Air traffic was brought to a standstill for more than an hour at Dubai International Airport on Saturday, following the presence of an unauthorized drone in the airspace, thus causing 22 flights to be diverted, aviation authorities said.
This is the second time such an incident takes place in Dubai, in less than two years.

According to Michael Rudolph’s calculation, head of aviation regulation and safety at the Dubai Civil Aviation Authority (DCAA), this could cost Dubai around $69 million, $1 million per minute. Noting that the closure lasted between 11:36 a.m. and 12:45 p.m. (0639-0745 GMT), and Dubai Airports chief executive Paul Griffiths said thousands of passengers suffered disruption to their journeys.

“This is a very serious incident and we obviously take the safety of our customers and our staff extremely seriously,” Griffiths told Dubaieye 103.8 radio.

“As you can imagine, this is the busiest international airport in the world and there was major inconvenience to thousands of passengers … There are very clear restrictions and no fly zones around all airports in the UAE, saying that this type of activity is actually illegal.”

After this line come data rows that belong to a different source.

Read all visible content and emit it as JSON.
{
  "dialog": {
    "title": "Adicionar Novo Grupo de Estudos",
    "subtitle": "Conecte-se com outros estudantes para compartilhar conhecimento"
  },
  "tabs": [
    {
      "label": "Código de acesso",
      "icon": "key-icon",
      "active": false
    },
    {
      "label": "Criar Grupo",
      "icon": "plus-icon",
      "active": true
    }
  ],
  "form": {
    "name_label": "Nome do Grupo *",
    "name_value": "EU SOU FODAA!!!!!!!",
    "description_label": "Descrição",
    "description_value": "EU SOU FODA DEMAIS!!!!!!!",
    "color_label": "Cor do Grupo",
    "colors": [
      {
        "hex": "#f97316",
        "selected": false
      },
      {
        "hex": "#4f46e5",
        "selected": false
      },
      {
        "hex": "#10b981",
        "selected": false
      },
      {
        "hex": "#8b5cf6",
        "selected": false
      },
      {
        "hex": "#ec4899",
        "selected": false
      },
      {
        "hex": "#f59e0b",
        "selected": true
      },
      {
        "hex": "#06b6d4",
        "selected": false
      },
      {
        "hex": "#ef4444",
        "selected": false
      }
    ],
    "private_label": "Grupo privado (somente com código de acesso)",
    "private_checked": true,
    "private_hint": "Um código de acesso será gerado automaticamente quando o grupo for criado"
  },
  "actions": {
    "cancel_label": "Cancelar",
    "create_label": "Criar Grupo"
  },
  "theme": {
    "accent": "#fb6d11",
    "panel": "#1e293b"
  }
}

The flying of drones is prohibited within 5 km (3 miles) of airports, helipads, landing areas or manned aircraft in the UAE.

Aviation concerns focus on smaller drones, operated like model planes and flown for recreation, because their users are often not familiar with the rules of the air.

The UK’s Civil Aviation Authority issued a warning in July 2015 after seven incidents where drones had flown near planes at different British airports in less than a year.

Recognising the threat, the European Commission conceded in 2015 that “drone accidents will happen” and has charged its aviation safety agency arm with developing common rules for operating drones in Europe.